(Dataset rows describing interfaces)
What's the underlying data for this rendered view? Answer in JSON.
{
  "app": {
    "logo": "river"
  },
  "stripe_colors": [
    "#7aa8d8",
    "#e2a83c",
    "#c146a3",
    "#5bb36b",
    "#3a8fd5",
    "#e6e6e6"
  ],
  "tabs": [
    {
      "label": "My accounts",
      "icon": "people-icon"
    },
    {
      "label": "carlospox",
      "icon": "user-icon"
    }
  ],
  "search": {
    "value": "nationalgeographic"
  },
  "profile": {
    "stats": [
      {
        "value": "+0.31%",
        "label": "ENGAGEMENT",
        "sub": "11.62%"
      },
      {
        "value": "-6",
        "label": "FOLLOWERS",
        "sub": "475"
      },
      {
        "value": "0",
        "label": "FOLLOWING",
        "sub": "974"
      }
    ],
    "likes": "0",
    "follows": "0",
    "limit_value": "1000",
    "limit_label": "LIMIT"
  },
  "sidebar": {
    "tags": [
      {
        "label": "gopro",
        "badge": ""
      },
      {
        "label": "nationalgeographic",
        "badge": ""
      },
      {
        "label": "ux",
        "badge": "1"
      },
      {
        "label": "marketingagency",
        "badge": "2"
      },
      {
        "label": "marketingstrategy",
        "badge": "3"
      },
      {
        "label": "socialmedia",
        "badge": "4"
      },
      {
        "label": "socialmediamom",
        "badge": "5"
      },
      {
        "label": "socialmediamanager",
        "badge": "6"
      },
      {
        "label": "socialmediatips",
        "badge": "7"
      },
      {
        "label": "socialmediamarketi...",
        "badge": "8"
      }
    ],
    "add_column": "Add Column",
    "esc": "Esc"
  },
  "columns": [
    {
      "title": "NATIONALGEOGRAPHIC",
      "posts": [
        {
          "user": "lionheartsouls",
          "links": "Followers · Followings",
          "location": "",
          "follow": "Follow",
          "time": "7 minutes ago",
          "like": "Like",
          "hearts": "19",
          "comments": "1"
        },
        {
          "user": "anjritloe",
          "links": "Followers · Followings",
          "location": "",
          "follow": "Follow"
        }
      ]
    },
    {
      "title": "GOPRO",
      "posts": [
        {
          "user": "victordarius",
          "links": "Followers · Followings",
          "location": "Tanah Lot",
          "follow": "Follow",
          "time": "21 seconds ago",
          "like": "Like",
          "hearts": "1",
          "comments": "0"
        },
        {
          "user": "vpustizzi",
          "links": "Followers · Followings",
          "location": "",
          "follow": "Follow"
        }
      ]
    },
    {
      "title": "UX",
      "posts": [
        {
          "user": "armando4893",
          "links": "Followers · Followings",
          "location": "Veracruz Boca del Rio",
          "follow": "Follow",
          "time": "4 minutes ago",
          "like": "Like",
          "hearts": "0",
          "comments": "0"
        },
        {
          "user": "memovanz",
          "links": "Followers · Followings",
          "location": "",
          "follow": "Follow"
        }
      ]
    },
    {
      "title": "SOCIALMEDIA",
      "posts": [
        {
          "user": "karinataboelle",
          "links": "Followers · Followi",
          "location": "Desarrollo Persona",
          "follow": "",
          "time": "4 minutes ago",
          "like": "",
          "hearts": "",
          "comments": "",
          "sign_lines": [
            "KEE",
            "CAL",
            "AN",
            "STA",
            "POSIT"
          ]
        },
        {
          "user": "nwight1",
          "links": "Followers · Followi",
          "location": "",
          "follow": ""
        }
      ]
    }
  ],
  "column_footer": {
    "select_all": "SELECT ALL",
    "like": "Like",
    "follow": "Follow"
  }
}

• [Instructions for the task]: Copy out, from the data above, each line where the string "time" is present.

• [Exercise result]:
          "time": "7 minutes ago",
          "time": "21 seconds ago",
          "time": "4 minutes ago",
          "time": "4 minutes ago",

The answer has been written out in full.